October 11, 2022
Photographer Spotlight - Stacy Bass
Stacy Bass is a New York and Connecticut-based professional photographer who specializes in shooting architecture, interiors, lifestyle and gardens. Her passion for capturing light, colour and the essence of place manifests itself in her images. You can see more of Stacy’s work at stacybassphotography.com and in her books, In the Garden and Gardens at First Light.
How did you get interested in garden photography?
It really happened by chance. After a long hiatus from photography (including time spent at law school), my interests then were primarily on architecture and design, so I imagined that shooting interiors for magazines would be my dream job — combining my passion for photography with my magazine obsession. I launched a website and never dreamed that within a few days, I would get a note from an art director essentially saying, “You’ve got something here. I don’t have an assignment to offer you, but I think someday soon I will.”
In the meantime, I continued to shoot whatever I could… and mid-winter, spent a fair amount of time shooting the flower arrangements that my husband sent me.
One such image really struck me and I decided to print and send it to that same art director (the talented creative director Amy Vischio) in hopes she would think of me when an appropriate assignment came along. It worked and I was eventually assigned to shoot a garden on Sasco Hill Road in Southport for Westport Magazine.
This particular shoot was a great starting point — a spectacular location with an inspiring view and some incredible gardens. And really, on that very first day, I was hooked. I loved the serenity of shooting on my own, without an assistant or teams of editors/art directors. And I loved the challenge of finding that perfect shot, the right angle, and a different way to show a subject that is familiar to everyone — to make a memorable image of something people might otherwise take for granted.
My initial interest in architectural abstracts was driven by a love of colour and light and how the interplay of the two can have magical results. I found, in particular with the close up botanicals that soon became my signature — that creating stunning and beautiful compositions with flowers, offered all that and the promise of the opportunity to see some magnificent places along the way.
Do you have any tips or tricks you can share?
Yes, a few helpful tips. 1: Shoot at dawn or dusk — and leave the midday sun to sun bathing. Shadows in the middle of the day make a proper exposure really challenging. 2: Use a tripod. Having the extra control and stability of a tripod allows you to shoot in lower light areas and still capture your subject perfectly. 3: Look for something to anchor your image. A garden feature or structure can help train the eye to just the right place from which to begin exploring. And last, but surely not least: 4: Before you depress the shutter, take an extra split second to look at each of the four corners of the frame and adjust accordingly. This simple step will save you a lot of time after the fact (in Photoshop or otherwise) and can improve your overall composition considerably.
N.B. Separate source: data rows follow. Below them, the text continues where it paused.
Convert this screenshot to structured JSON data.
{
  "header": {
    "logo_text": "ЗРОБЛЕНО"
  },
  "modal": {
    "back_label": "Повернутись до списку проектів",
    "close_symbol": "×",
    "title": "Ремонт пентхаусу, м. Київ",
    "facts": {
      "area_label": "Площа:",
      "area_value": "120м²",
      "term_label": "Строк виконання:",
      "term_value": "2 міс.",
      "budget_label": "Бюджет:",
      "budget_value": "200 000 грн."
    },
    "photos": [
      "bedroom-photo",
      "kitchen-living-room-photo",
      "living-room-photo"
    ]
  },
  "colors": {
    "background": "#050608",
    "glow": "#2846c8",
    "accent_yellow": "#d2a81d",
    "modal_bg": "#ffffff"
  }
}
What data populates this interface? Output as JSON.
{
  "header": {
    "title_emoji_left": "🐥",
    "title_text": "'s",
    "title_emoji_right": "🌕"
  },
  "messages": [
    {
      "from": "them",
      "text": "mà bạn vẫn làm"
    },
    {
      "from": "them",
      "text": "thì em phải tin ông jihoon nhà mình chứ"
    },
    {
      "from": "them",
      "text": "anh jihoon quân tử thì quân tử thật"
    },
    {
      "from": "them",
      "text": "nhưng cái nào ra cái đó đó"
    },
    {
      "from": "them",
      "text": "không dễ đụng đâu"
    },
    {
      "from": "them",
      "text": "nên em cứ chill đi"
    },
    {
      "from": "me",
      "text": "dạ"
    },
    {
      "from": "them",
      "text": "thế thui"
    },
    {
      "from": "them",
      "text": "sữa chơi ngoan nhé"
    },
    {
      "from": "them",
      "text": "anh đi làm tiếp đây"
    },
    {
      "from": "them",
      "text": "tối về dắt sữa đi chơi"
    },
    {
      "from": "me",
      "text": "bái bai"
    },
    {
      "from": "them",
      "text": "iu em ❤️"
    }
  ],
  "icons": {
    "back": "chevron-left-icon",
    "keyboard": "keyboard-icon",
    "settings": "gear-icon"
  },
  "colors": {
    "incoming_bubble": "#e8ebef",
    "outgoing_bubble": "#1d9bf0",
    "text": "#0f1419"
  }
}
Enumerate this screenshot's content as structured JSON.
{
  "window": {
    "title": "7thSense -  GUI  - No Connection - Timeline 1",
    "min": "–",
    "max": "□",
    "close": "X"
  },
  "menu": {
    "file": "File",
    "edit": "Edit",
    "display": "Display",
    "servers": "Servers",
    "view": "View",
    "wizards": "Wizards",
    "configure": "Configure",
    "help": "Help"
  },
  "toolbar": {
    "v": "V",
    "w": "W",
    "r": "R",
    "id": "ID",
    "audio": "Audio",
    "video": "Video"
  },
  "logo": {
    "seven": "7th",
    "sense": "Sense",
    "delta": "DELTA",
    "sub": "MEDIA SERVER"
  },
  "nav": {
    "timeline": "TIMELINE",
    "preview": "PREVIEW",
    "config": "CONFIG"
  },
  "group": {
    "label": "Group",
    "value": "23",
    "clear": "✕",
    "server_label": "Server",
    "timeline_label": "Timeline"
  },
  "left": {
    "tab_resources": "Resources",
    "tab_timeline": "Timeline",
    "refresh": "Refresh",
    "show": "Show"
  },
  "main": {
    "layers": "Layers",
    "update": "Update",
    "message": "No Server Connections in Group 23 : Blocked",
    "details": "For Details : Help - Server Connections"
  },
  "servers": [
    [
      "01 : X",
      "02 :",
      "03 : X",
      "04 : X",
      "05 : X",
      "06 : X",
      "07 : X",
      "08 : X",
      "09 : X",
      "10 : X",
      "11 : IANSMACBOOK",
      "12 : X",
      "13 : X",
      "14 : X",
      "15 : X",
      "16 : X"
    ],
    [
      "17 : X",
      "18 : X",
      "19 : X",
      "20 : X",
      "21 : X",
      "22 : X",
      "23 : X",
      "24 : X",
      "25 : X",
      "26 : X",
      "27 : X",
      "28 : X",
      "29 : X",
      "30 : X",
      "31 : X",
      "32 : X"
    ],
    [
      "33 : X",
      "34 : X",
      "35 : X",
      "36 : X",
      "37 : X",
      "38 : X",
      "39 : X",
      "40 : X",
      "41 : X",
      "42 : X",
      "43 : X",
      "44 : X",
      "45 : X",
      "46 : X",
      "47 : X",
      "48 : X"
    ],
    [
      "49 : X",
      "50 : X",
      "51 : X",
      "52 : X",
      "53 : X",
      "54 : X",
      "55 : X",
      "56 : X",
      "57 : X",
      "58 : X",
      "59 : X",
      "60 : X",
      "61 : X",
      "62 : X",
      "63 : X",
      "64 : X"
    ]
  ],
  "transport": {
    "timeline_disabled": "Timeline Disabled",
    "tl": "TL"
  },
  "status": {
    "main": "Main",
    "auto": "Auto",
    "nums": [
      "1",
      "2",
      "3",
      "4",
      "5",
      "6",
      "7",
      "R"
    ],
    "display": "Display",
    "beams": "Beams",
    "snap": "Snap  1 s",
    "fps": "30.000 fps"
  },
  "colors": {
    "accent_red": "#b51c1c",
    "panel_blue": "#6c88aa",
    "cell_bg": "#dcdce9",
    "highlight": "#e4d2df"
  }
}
What catches your eye when you’re photographing a garden?
I am most drawn to pattern and colour. I love to be able to witness the thoughtfulness that went into composing the garden and the choices that were made in how certain textures and tones interrelate. Gardens that are planned and organized with balance and symmetry in mind are always very compelling, though more than once, a chaotic or wild garden has been mesmerizingly beautiful.
What are some of your favourite gardens you have photographed? Are there any you would like the chance to shoot?
With a few exceptions, most of the gardens I have shot are privately owned, so listing their names wouldn’t be too helpful. I was lucky enough to photograph the Philip Johnson Glass House and gardens in New Canaan, Conn. Because that iconic place has been photographed by many, it was a particular challenge to find a fresh way to capture it and I really loved that opportunity (and succeeded, too)! As far as ones I’d like to shoot: so many of the private gardens around the coast of Lake Como, Italy, or in France have been on my wish list for some time.
What is your favourite camera gear for shooting gardens?
I shoot with a Nikon D4 Professional DLSR and a suite of lenses and a (heavy but hearty) Bogen tripod, which I have had for more than 30 years.
Portrait of Stacy Bass by Pamela Einarsen.